SHEFFIELD — Global Compassion Network, a new humanitarian relief organization, is teaming up with Sukup Manufacturing Co., Sheffield, to develop and distribute an innovative shelter system with worldwide application potential called the SafeT Home.
In March, Global Compassion Network, which was founded by Iowans Ken De-Young, Terry Baxter and John Howe, was invited to a meeting at Sukup Manufacturing to view a prototype of the first SafeT Home, according to a press release. The home is made out of a modified grain bin.
They met with Eugene, Steve and Charles Sukup as well as Brett Nelson, who was given the green light to design the building system right after the devastating earthquake in Haiti. As a result of the meeting, they are working together to use the system for disaster- and poverty-relief efforts in many countries.
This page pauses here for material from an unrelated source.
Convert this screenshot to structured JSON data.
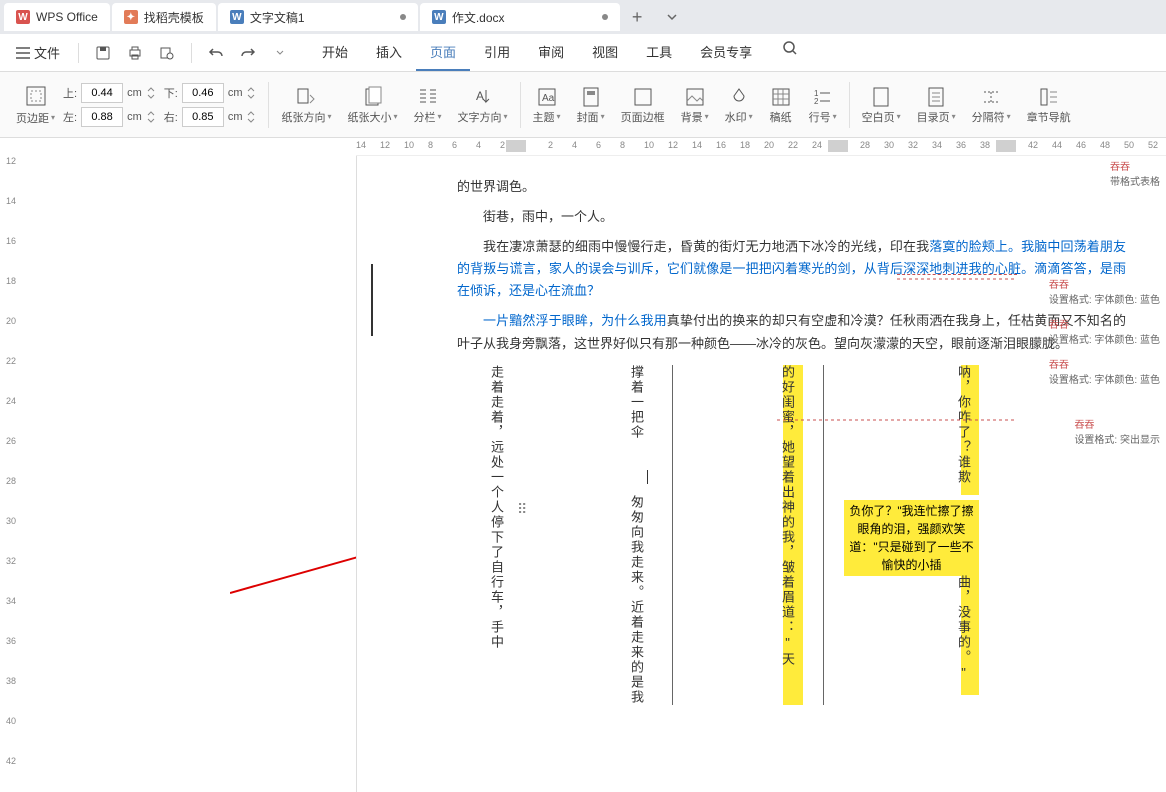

The SafeT Home is based on a highly modified 18-foot Sukup grain bin. The system has a double roof system which functions as a heat shield and water-collection system to collect rainwater for domestic use.
It also has a standard solar panel that powers an LED light. It can withstand 130 mph winds and has near-zero seismic load, making it virtually earthquake-proof. It also includes two windows that can be locked from the inside.
The units can be ordered in 3-foot increments up to 48 feet in diameter.
Fourteen of the standard units can fit in one shipping container and each unit can be assembled in about 10 hours by a team of four people. In just over a week, a team of four can build a housing village for more than 100 people complete with a community kitchen and restroom facilities.
The cost of a standard 18-foot unit is $5,700 and it has a life expectancy of more than 75 years.
The longevity makes SafeT Homes ideal for both emergency shelters and rebuilding housing infrastructure in a disaster-devastated area, according to a Sukup news release.
Global Compassion Network is finalizing purchase of land in Haiti near the city of Les Cayes to build a Village of Hope for displaced families and orphans with the SafeT Home system. Other projects are being planned for Peru and India.
To ensure the structures go where they are needed and aren’t sold on the black market, Global Compassion Network will form a non-government organization in the host country. That means that nearly 100 percent of every dollar given goes directly to the project.
Volunteers will be recruited, given basic training and sent to host countries to assist with site development and assembly.
As a result of recent disasters in the United States, Global Compassion Network is also developing a domestic arm for emergency and disaster relief on the homefront.
Dennis Anderson, Albert City, will be the director of this arm of Global Compassion Network. He has a background with equipment and youth ministry. There will be opportunities to volunteers in the U.S. for those who cannot spare the time for an international trip.
Other Global Compassion Network board members include attorneys Gabe and Carolyn Haugland, Clear Lake, and Tim and Lorie Wittmaack, Linn Grove.
Starting Sept. 1 people can visit www.globalcompassionnet.org for more information.